===== DATA SHOWN

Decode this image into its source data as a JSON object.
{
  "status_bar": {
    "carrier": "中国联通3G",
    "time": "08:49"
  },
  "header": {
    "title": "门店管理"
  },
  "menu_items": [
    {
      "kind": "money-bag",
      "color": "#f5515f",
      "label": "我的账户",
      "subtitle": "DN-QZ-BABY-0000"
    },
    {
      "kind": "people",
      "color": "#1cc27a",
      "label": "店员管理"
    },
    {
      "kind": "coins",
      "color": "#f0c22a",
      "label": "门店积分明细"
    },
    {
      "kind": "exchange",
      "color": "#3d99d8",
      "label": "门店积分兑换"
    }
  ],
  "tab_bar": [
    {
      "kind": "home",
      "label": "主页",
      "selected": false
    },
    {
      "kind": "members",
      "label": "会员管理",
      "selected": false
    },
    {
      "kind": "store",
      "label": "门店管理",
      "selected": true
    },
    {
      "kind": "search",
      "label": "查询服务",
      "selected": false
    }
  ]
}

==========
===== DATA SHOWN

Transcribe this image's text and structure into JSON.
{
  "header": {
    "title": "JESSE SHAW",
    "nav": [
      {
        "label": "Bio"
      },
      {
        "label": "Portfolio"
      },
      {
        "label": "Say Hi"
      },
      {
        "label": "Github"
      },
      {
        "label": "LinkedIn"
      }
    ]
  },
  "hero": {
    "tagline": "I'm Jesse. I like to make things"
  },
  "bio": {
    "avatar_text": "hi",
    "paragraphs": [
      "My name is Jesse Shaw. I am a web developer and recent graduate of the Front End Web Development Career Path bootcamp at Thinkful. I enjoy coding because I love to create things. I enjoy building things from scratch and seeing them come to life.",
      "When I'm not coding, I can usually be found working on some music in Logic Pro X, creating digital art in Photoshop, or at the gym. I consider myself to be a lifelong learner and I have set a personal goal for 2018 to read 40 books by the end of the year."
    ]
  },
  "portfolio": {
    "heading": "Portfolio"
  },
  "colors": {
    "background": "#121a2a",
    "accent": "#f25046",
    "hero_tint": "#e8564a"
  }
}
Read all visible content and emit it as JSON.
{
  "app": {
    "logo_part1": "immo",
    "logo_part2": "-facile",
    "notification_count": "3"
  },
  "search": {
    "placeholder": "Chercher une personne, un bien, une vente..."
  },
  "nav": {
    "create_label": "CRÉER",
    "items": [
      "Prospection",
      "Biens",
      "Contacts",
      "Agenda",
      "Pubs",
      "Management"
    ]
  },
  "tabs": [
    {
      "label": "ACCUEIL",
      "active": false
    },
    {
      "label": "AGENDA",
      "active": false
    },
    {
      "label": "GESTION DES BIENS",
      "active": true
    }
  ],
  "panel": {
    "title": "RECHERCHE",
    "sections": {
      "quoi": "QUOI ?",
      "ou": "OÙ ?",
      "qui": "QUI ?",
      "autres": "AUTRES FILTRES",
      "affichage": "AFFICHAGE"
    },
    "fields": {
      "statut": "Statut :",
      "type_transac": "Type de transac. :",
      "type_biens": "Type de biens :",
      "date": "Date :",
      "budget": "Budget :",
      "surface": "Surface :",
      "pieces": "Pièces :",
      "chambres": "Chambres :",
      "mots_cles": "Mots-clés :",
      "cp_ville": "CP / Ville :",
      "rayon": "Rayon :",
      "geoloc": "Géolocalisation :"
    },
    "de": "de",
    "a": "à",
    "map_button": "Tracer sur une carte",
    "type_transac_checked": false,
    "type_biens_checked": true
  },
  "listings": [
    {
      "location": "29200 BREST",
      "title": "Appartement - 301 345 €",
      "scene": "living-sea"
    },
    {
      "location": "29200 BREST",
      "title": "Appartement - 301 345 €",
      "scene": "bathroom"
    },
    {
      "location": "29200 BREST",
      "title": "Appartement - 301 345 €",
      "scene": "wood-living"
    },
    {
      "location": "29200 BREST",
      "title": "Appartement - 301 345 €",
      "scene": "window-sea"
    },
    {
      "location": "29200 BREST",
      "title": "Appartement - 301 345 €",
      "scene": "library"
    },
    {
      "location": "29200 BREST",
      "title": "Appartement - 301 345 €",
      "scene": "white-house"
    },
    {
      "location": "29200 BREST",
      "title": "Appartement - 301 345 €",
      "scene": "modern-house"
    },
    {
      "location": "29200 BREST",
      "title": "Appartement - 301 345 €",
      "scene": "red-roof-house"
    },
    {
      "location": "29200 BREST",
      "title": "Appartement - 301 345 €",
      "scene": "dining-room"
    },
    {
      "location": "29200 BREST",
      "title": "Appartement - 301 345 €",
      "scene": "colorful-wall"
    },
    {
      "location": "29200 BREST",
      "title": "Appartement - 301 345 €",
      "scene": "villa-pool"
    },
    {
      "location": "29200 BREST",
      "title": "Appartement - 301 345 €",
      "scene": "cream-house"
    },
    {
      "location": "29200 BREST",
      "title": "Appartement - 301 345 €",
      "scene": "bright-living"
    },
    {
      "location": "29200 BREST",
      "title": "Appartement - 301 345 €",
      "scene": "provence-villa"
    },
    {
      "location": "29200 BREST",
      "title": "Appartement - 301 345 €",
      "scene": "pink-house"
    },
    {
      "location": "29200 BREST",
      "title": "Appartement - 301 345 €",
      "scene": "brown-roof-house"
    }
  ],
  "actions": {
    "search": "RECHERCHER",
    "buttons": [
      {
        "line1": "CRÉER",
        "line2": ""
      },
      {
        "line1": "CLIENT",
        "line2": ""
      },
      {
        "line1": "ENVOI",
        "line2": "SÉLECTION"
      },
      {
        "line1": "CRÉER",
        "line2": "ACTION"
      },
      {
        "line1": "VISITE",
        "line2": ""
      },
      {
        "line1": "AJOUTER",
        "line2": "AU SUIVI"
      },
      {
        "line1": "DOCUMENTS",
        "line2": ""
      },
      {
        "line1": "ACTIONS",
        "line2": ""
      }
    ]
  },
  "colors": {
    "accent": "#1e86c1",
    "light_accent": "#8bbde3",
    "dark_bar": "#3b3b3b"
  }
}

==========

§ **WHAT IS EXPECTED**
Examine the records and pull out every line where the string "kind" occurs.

§ **TASK RESPONSE**
      "kind": "money-bag",
      "kind": "people",
      "kind": "coins",
      "kind": "exchange",
      "kind": "home",
      "kind": "members",
      "kind": "store",
      "kind": "search",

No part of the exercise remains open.